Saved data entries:
Start of Block

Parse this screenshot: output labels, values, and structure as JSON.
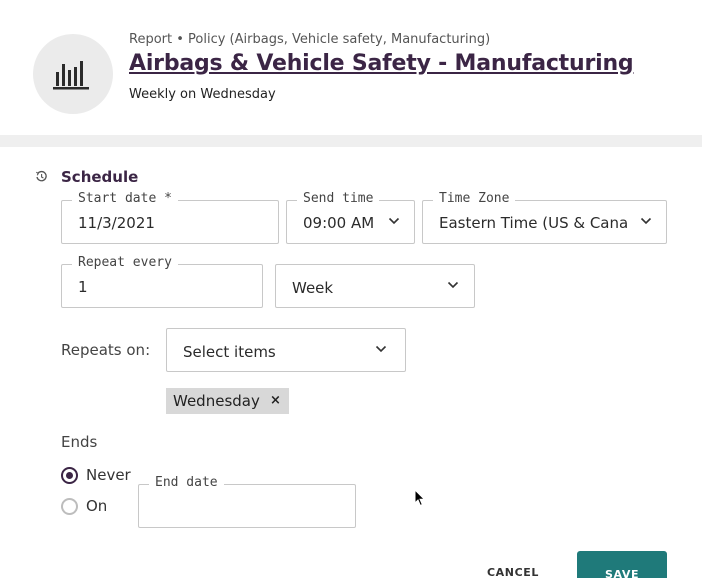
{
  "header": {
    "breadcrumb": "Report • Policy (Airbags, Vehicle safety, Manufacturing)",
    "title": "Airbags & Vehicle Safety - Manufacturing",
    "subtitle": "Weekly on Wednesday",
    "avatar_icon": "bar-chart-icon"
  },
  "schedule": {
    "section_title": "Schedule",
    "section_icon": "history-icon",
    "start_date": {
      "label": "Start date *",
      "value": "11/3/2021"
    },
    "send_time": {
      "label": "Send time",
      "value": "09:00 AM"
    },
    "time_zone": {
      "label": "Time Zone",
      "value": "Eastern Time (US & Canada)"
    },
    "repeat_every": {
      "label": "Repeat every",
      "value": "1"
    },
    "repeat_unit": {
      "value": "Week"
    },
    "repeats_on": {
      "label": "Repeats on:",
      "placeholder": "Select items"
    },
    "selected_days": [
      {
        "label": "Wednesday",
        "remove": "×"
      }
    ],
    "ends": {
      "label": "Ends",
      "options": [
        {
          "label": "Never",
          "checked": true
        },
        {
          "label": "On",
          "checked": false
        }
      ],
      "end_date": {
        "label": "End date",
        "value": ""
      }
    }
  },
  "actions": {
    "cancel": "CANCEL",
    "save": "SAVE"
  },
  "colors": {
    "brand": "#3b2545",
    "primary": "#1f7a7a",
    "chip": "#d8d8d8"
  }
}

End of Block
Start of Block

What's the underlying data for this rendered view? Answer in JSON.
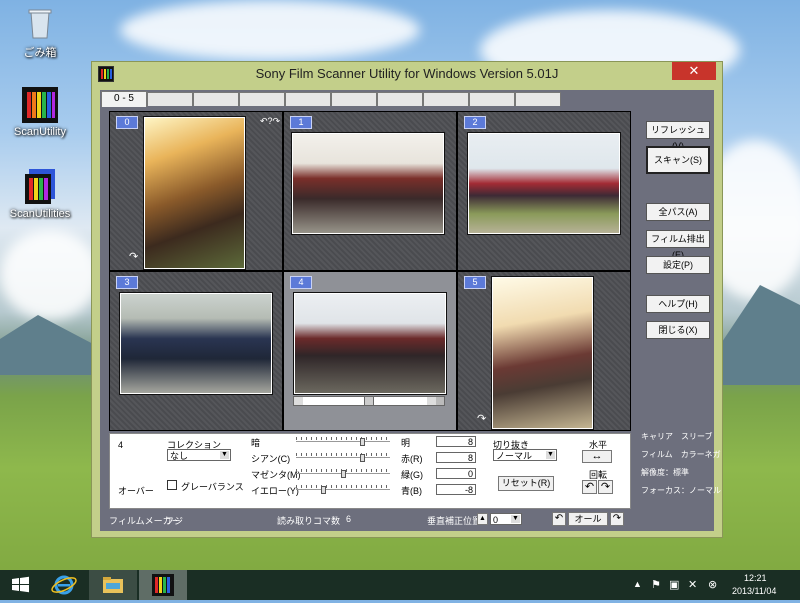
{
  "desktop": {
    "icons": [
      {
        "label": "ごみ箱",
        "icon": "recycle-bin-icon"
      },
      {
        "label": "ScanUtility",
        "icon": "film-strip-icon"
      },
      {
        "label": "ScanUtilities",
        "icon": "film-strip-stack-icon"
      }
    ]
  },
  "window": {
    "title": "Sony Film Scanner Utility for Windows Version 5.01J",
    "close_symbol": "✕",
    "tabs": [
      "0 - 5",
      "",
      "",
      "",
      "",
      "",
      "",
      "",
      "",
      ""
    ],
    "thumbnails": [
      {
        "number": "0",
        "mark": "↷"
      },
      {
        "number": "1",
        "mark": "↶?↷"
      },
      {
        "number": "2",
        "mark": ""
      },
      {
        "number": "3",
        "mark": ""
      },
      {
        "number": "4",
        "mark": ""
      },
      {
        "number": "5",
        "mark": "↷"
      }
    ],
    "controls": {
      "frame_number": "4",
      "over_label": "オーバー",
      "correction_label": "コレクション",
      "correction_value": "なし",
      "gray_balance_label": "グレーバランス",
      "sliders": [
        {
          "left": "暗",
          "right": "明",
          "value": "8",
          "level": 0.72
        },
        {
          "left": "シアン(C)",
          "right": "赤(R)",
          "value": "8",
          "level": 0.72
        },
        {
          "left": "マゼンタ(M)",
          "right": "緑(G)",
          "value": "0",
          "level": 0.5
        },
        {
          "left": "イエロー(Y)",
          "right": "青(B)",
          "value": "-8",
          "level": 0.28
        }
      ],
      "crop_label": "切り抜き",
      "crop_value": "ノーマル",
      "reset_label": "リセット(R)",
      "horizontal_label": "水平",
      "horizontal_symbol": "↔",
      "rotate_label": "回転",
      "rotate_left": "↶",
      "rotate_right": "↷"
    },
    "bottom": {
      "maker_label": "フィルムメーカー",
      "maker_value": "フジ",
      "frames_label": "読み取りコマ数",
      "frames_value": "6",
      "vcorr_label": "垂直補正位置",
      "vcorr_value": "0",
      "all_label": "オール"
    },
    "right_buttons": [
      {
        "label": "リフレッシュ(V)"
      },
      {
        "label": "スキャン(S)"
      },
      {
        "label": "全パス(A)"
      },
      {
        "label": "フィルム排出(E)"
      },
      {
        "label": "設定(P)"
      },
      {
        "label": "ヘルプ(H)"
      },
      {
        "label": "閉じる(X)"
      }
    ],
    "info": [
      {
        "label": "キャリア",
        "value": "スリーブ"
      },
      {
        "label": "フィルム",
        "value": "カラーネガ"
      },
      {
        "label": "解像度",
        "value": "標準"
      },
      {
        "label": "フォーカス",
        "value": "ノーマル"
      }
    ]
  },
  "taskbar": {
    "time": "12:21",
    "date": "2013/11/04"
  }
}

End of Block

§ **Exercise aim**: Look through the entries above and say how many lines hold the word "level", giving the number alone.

§ **Task result**: 4